Bill Frelick is the refugee rights program director at Human Rights Watch.
COX’S BAZAR, Bangladesh — The world’s largest refugee camp, a densely packed agglomeration of bamboo and tarp huts with 626,000 people, sits near this town in Bangladesh. It expanded rapidly and haphazardly following an ethnic cleansing campaign against the Rohingya minority in Myanmar last August.
“Our entire village came together and settled on this spot,” said a 19-year-old refugee who arrived in September. “At first this was a jungle, but we cleared it. Now there are no trees.”
Monsoon season is here, and high winds and flooding are happening now. For months, the refugees have been busily shoring up their huts, but the camp remains vulnerable. More than 215,000 refugees in the Cox’s Bazar area are at risk of landslides and flooding, according to the U.N., with only about 21,000 having been relocated from highest-risk locations and 22,000 still at very high risk of landslides.
It is crucial to relocate the Rohingya refugees to places in Bangladesh with fewer environmental risks and adequate standards of services. But a proposed alternative by the authorities is likely far more dangerous.
The Bangladesh navy and Chinese construction crews have prepared Bhasan Char, an uninhabited island in the Bay of Bengal, for the transfer of 100,000 refugees from the Cox’s Bazar area; the relocation is set to begin in September. In May, Bangladeshi Prime Minister Sheikh Hasina reportedly said that because Bangladesh is a disaster-prone country, “measures are being taken for their temporary shelter in Bhasan Char. They’ll stay there until they are repatriated.”
Bhasan Char is not sustainable for human habitation and could be seriously affected by rising sea levels and storm surges. It most likely would have very limited access to education and health services, and extremely limited opportunities for livelihoods or self-sufficiency. It would unnecessarily isolate refugees. The Bangladeshi government has made no commitment to allow refugees’ freedom of movement in and out of the island. Moreover, refugees have not consented to move there.
As recently as 1999, Bhasan Char did not even exist. Formed by silt from Bangladesh’s Meghna River, the flat mangrove and grass island has been unstable and uninhabitable with a rapidly shifting shoreline for the past 20 years. Reuters reported in March that “nearby islands have a tidal range as high as six meters [19.7 feet], and a strong cyclone during a high tide would likely leave the entire island submerged, according to Golam Mahabub Sarwar of Bangladesh’s Ministry of Land.”
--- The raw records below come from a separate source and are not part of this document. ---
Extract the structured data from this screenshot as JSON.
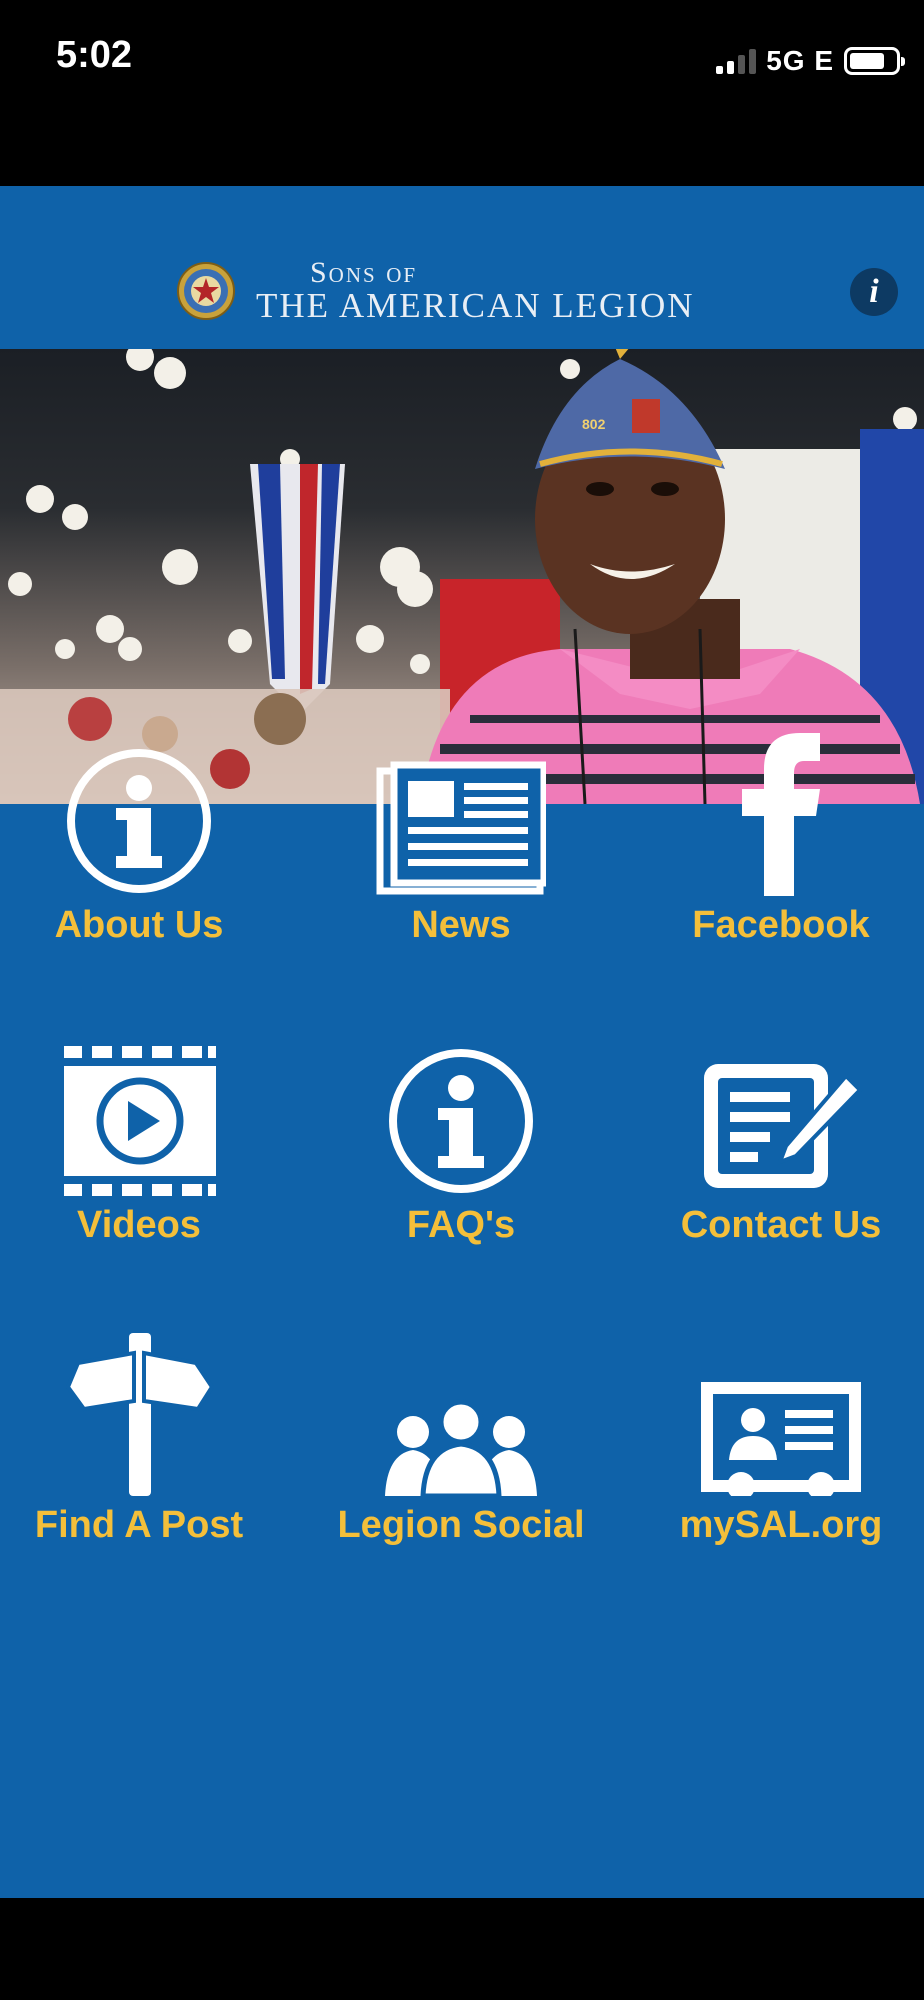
{
  "status": {
    "time": "5:02",
    "network": "5G E"
  },
  "header": {
    "brand_line1": "Sons of",
    "brand_line2": "The American Legion",
    "info_icon": "info-icon"
  },
  "hero": {
    "image": "member-photo"
  },
  "menu": [
    {
      "label": "About Us",
      "icon": "info-circle-icon"
    },
    {
      "label": "News",
      "icon": "newspaper-icon"
    },
    {
      "label": "Facebook",
      "icon": "facebook-icon"
    },
    {
      "label": "Videos",
      "icon": "video-play-icon"
    },
    {
      "label": "FAQ's",
      "icon": "info-circle-icon"
    },
    {
      "label": "Contact Us",
      "icon": "edit-form-icon"
    },
    {
      "label": "Find A Post",
      "icon": "signpost-icon"
    },
    {
      "label": "Legion Social",
      "icon": "people-group-icon"
    },
    {
      "label": "mySAL.org",
      "icon": "id-card-icon"
    }
  ],
  "colors": {
    "background": "#0f62a9",
    "accent": "#f4bf3a",
    "icon": "#ffffff"
  }
}
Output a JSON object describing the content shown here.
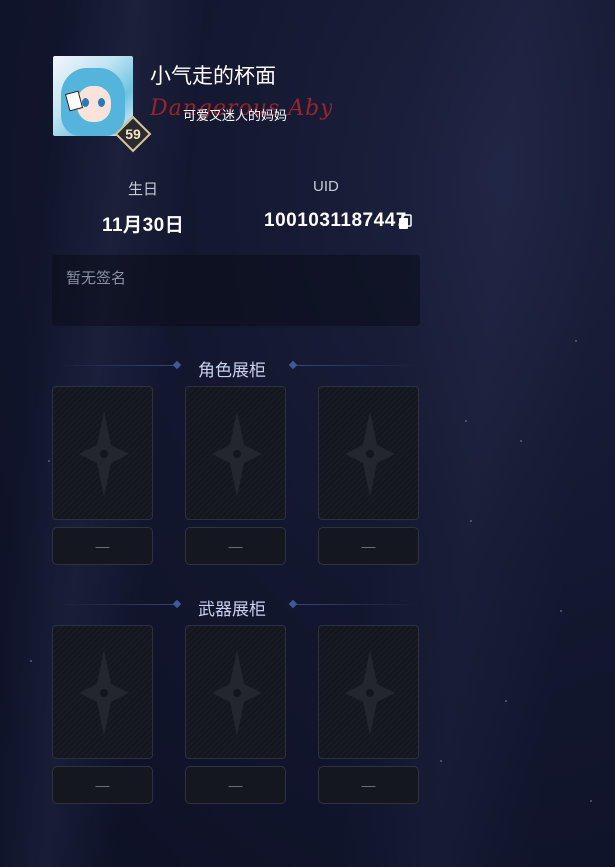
{
  "profile": {
    "username": "小气走的杯面",
    "level": "59",
    "title_text": "可爱又迷人的妈妈",
    "title_deco": "Dangerous Abyss"
  },
  "info": {
    "birthday_label": "生日",
    "birthday_value": "11月30日",
    "uid_label": "UID",
    "uid_value": "1001031187447"
  },
  "signature": {
    "placeholder": "暂无签名"
  },
  "character_showcase": {
    "title": "角色展柜",
    "slots": [
      {
        "label": "—"
      },
      {
        "label": "—"
      },
      {
        "label": "—"
      }
    ]
  },
  "weapon_showcase": {
    "title": "武器展柜",
    "slots": [
      {
        "label": "—"
      },
      {
        "label": "—"
      },
      {
        "label": "—"
      }
    ]
  },
  "colors": {
    "accent": "#3d5a9a",
    "background": "#141830",
    "deco": "#b0262c"
  }
}
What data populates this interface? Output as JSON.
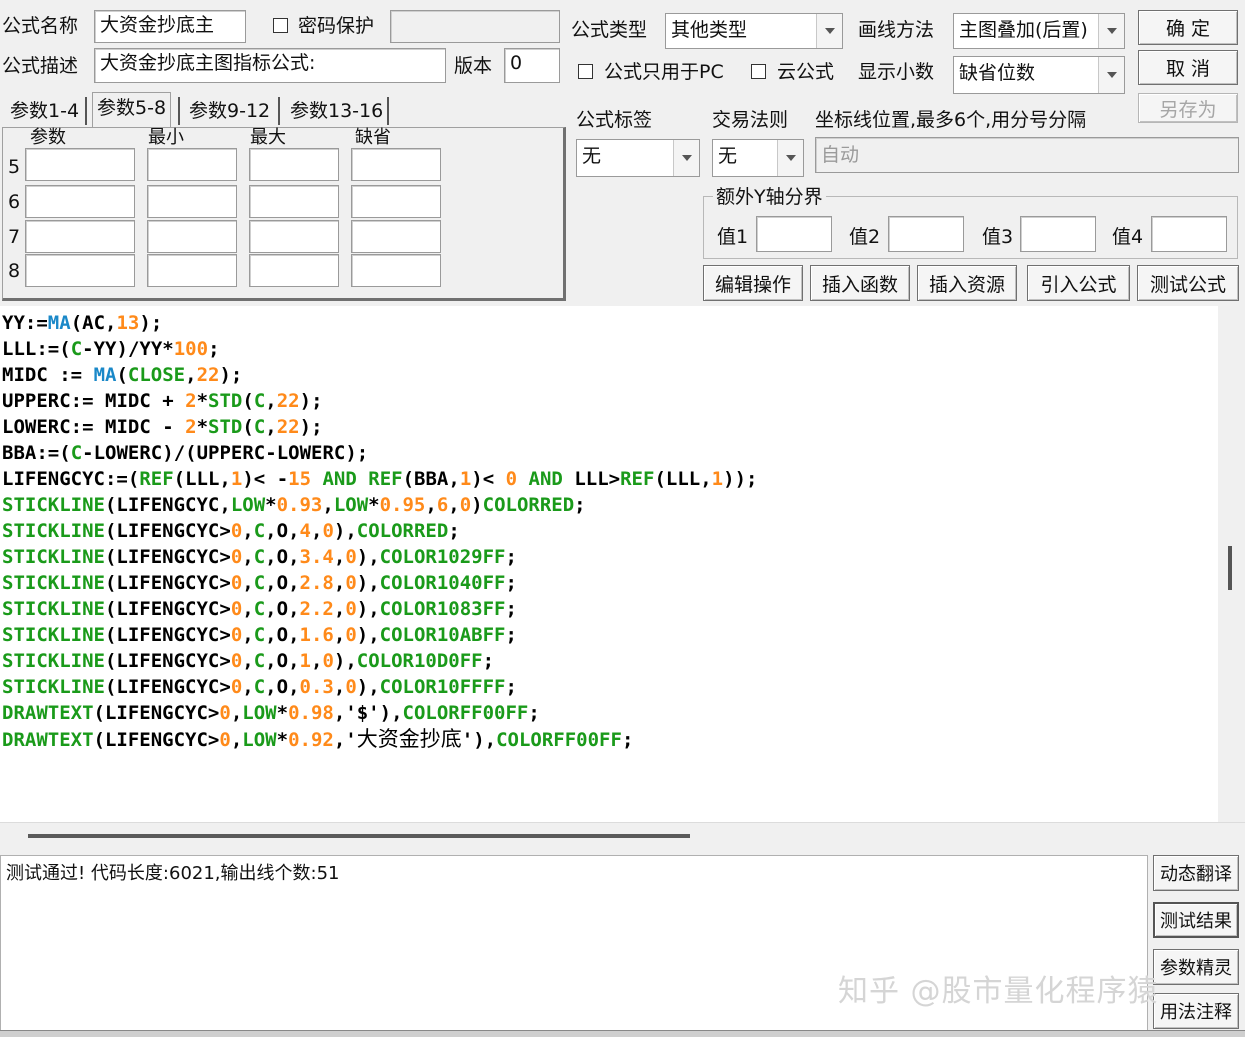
{
  "top": {
    "name_label": "公式名称",
    "name_value": "大资金抄底主",
    "password_label": "密码保护",
    "desc_label": "公式描述",
    "desc_value": "大资金抄底主图指标公式:",
    "version_label": "版本",
    "version_value": "0",
    "type_label": "公式类型",
    "type_value": "其他类型",
    "draw_label": "画线方法",
    "draw_value": "主图叠加(后置)",
    "pc_only_label": "公式只用于PC",
    "cloud_label": "云公式",
    "decimals_label": "显示小数",
    "decimals_value": "缺省位数"
  },
  "buttons": {
    "ok": "确  定",
    "cancel": "取  消",
    "save_as": "另存为",
    "edit_ops": "编辑操作",
    "insert_func": "插入函数",
    "insert_res": "插入资源",
    "import_formula": "引入公式",
    "test_formula": "测试公式",
    "dyn_translate": "动态翻译",
    "test_result": "测试结果",
    "param_wizard": "参数精灵",
    "usage_notes": "用法注释"
  },
  "tabs": [
    "参数1-4",
    "参数5-8",
    "参数9-12",
    "参数13-16"
  ],
  "params": {
    "headers": [
      "参数",
      "最小",
      "最大",
      "缺省"
    ],
    "rows": [
      "5",
      "6",
      "7",
      "8"
    ]
  },
  "right": {
    "tag_label": "公式标签",
    "tag_value": "无",
    "rule_label": "交易法则",
    "rule_value": "无",
    "axis_label": "坐标线位置,最多6个,用分号分隔",
    "axis_value": "自动",
    "yaxis_group": "额外Y轴分界",
    "val1": "值1",
    "val2": "值2",
    "val3": "值3",
    "val4": "值4"
  },
  "code_lines": [
    "YY:=MA(AC,13);",
    "LLL:=(C-YY)/YY*100;",
    "MIDC := MA(CLOSE,22);",
    "UPPERC:= MIDC + 2*STD(C,22);",
    "LOWERC:= MIDC - 2*STD(C,22);",
    "BBA:=(C-LOWERC)/(UPPERC-LOWERC);",
    "LIFENGCYC:=(REF(LLL,1)< -15 AND REF(BBA,1)< 0 AND LLL>REF(LLL,1));",
    "STICKLINE(LIFENGCYC,LOW*0.93,LOW*0.95,6,0)COLORRED;",
    "STICKLINE(LIFENGCYC>0,C,O,4,0),COLORRED;",
    "STICKLINE(LIFENGCYC>0,C,O,3.4,0),COLOR1029FF;",
    "STICKLINE(LIFENGCYC>0,C,O,2.8,0),COLOR1040FF;",
    "STICKLINE(LIFENGCYC>0,C,O,2.2,0),COLOR1083FF;",
    "STICKLINE(LIFENGCYC>0,C,O,1.6,0),COLOR10ABFF;",
    "STICKLINE(LIFENGCYC>0,C,O,1,0),COLOR10D0FF;",
    "STICKLINE(LIFENGCYC>0,C,O,0.3,0),COLOR10FFFF;",
    "DRAWTEXT(LIFENGCYC>0,LOW*0.98,'$'),COLORFF00FF;",
    "DRAWTEXT(LIFENGCYC>0,LOW*0.92,'大资金抄底'),COLORFF00FF;"
  ],
  "output": {
    "message": "测试通过! 代码长度:6021,输出线个数:51"
  },
  "watermark": "知乎 @股市量化程序猿",
  "colors": {
    "keyword": "#1a9a1a",
    "function": "#1a88c8",
    "number": "#ff8a1a"
  }
}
What is more, Bhasan Char is not the only option for relocation. According to experts who spoke with Human Rights Watch, there are six feasible relocation sites that could accommodate 263,000 people closer to the existing camp and within the containment area the government has designated to limit free movement of refugees. Although the risk of cyclones and storm surges remains in the coastal areas, these sites consist of scrubland in gentle slopes, which mitigates the risk of landslides.
The refugees I interviewed all expressed their preference to go back to Myanmar, but only when conditions allowed them to return voluntarily: citizenship, recognition of their Rohingya identity, justice for crimes committed against them, return of homes and property and assurances of security, peace and respect for their rights.
That is not going to happen anytime soon. In the meantime, the Bangladeshi authorities should consult with the refugees and facilitate the voluntary relocation of those who want to leave the mega camp to smaller, less densely packed camps on flat, accessible land nearby. This offers the best prospect for maintaining a sustainable, dignified life until it is safe to go home.